An exact, complete copy of the data that follows is needed.
Supplied material Start Marker
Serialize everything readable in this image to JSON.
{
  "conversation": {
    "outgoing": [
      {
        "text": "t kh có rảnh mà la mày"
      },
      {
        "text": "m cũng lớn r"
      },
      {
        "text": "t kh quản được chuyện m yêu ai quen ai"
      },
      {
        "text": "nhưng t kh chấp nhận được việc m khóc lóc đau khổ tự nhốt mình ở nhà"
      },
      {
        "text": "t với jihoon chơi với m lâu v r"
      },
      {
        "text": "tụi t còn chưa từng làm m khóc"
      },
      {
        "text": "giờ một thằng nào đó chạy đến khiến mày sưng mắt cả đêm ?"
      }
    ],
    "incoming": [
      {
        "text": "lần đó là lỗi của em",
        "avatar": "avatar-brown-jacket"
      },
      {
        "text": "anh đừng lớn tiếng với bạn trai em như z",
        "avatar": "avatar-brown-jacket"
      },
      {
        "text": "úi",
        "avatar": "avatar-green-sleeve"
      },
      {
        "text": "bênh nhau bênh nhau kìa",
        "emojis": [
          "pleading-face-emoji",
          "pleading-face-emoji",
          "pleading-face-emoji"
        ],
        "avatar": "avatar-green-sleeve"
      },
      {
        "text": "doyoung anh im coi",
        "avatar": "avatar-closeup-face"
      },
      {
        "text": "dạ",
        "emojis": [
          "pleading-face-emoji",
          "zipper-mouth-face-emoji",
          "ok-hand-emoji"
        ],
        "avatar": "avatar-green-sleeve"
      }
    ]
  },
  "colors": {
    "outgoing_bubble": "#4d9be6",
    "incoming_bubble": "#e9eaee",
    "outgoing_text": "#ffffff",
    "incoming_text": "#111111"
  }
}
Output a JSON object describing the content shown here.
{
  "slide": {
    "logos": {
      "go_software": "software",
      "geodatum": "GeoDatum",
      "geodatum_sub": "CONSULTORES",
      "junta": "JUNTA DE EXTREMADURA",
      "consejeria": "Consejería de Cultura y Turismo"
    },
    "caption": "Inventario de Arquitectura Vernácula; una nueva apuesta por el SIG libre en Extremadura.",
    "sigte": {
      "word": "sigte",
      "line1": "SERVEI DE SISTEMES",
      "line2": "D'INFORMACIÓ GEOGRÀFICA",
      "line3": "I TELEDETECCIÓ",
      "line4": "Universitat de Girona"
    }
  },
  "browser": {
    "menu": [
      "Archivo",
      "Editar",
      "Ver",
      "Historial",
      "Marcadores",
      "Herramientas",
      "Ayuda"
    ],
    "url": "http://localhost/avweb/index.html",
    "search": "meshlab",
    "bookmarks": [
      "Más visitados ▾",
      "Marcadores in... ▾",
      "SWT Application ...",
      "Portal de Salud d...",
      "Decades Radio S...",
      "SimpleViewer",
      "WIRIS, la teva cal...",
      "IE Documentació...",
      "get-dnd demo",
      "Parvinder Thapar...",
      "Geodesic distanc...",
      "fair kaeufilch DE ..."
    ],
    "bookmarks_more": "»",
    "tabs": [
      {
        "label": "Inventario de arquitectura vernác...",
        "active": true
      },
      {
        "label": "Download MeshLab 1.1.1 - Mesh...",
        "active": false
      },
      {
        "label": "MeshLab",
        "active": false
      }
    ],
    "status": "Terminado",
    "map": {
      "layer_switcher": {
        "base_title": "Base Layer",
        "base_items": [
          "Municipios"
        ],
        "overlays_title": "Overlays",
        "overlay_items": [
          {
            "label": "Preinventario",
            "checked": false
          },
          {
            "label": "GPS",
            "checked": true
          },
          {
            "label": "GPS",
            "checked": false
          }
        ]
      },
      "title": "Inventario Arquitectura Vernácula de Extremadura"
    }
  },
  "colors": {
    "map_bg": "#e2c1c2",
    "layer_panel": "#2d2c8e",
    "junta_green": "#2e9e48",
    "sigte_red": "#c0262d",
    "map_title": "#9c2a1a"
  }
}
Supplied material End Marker
• _Solution_:
Serialize everything readable in this image to JSON.
{
  "conversation": {
    "outgoing": [
      {
        "text": "t kh có rảnh mà la mày"
      },
      {
        "text": "m cũng lớn r"
      },
      {
        "text": "t kh quản được chuyện m yêu ai quen ai"
      },
      {
        "text": "nhưng t kh chấp nhận được việc m khóc lóc đau khổ tự nhốt mình ở nhà"
      },
      {
        "text": "t với jihoon chơi với m lâu v r"
      },
      {
        "text": "tụi t còn chưa từng làm m khóc"
      },
      {
        "text": "giờ một thằng nào đó chạy đến khiến mày sưng mắt cả đêm ?"
      }
    ],
    "incoming": [
      {
        "text": "lần đó là lỗi của em",
        "avatar": "avatar-brown-jacket"
      },
      {
        "text": "anh đừng lớn tiếng với bạn trai em như z",
        "avatar": "avatar-brown-jacket"
      },
      {
        "text": "úi",
        "avatar": "avatar-green-sleeve"
      },
      {
        "text": "bênh nhau bênh nhau kìa",
        "emojis": [
          "pleading-face-emoji",
          "pleading-face-emoji",
          "pleading-face-emoji"
        ],
        "avatar": "avatar-green-sleeve"
      },
      {
        "text": "doyoung anh im coi",
        "avatar": "avatar-closeup-face"
      },
      {
        "text": "dạ",
        "emojis": [
          "pleading-face-emoji",
          "zipper-mouth-face-emoji",
          "ok-hand-emoji"
        ],
        "avatar": "avatar-green-sleeve"
      }
    ]
  },
  "colors": {
    "outgoing_bubble": "#4d9be6",
    "incoming_bubble": "#e9eaee",
    "outgoing_text": "#ffffff",
    "incoming_text": "#111111"
  }
}
Output a JSON object describing the content shown here.
{
  "slide": {
    "logos": {
      "go_software": "software",
      "geodatum": "GeoDatum",
      "geodatum_sub": "CONSULTORES",
      "junta": "JUNTA DE EXTREMADURA",
      "consejeria": "Consejería de Cultura y Turismo"
    },
    "caption": "Inventario de Arquitectura Vernácula; una nueva apuesta por el SIG libre en Extremadura.",
    "sigte": {
      "word": "sigte",
      "line1": "SERVEI DE SISTEMES",
      "line2": "D'INFORMACIÓ GEOGRÀFICA",
      "line3": "I TELEDETECCIÓ",
      "line4": "Universitat de Girona"
    }
  },
  "browser": {
    "menu": [
      "Archivo",
      "Editar",
      "Ver",
      "Historial",
      "Marcadores",
      "Herramientas",
      "Ayuda"
    ],
    "url": "http://localhost/avweb/index.html",
    "search": "meshlab",
    "bookmarks": [
      "Más visitados ▾",
      "Marcadores in... ▾",
      "SWT Application ...",
      "Portal de Salud d...",
      "Decades Radio S...",
      "SimpleViewer",
      "WIRIS, la teva cal...",
      "IE Documentació...",
      "get-dnd demo",
      "Parvinder Thapar...",
      "Geodesic distanc...",
      "fair kaeufilch DE ..."
    ],
    "bookmarks_more": "»",
    "tabs": [
      {
        "label": "Inventario de arquitectura vernác...",
        "active": true
      },
      {
        "label": "Download MeshLab 1.1.1 - Mesh...",
        "active": false
      },
      {
        "label": "MeshLab",
        "active": false
      }
    ],
    "status": "Terminado",
    "map": {
      "layer_switcher": {
        "base_title": "Base Layer",
        "base_items": [
          "Municipios"
        ],
        "overlays_title": "Overlays",
        "overlay_items": [
          {
            "label": "Preinventario",
            "checked": false
          },
          {
            "label": "GPS",
            "checked": true
          },
          {
            "label": "GPS",
            "checked": false
          }
        ]
      },
      "title": "Inventario Arquitectura Vernácula de Extremadura"
    }
  },
  "colors": {
    "map_bg": "#e2c1c2",
    "layer_panel": "#2d2c8e",
    "junta_green": "#2e9e48",
    "sigte_red": "#c0262d",
    "map_title": "#9c2a1a"
  }
}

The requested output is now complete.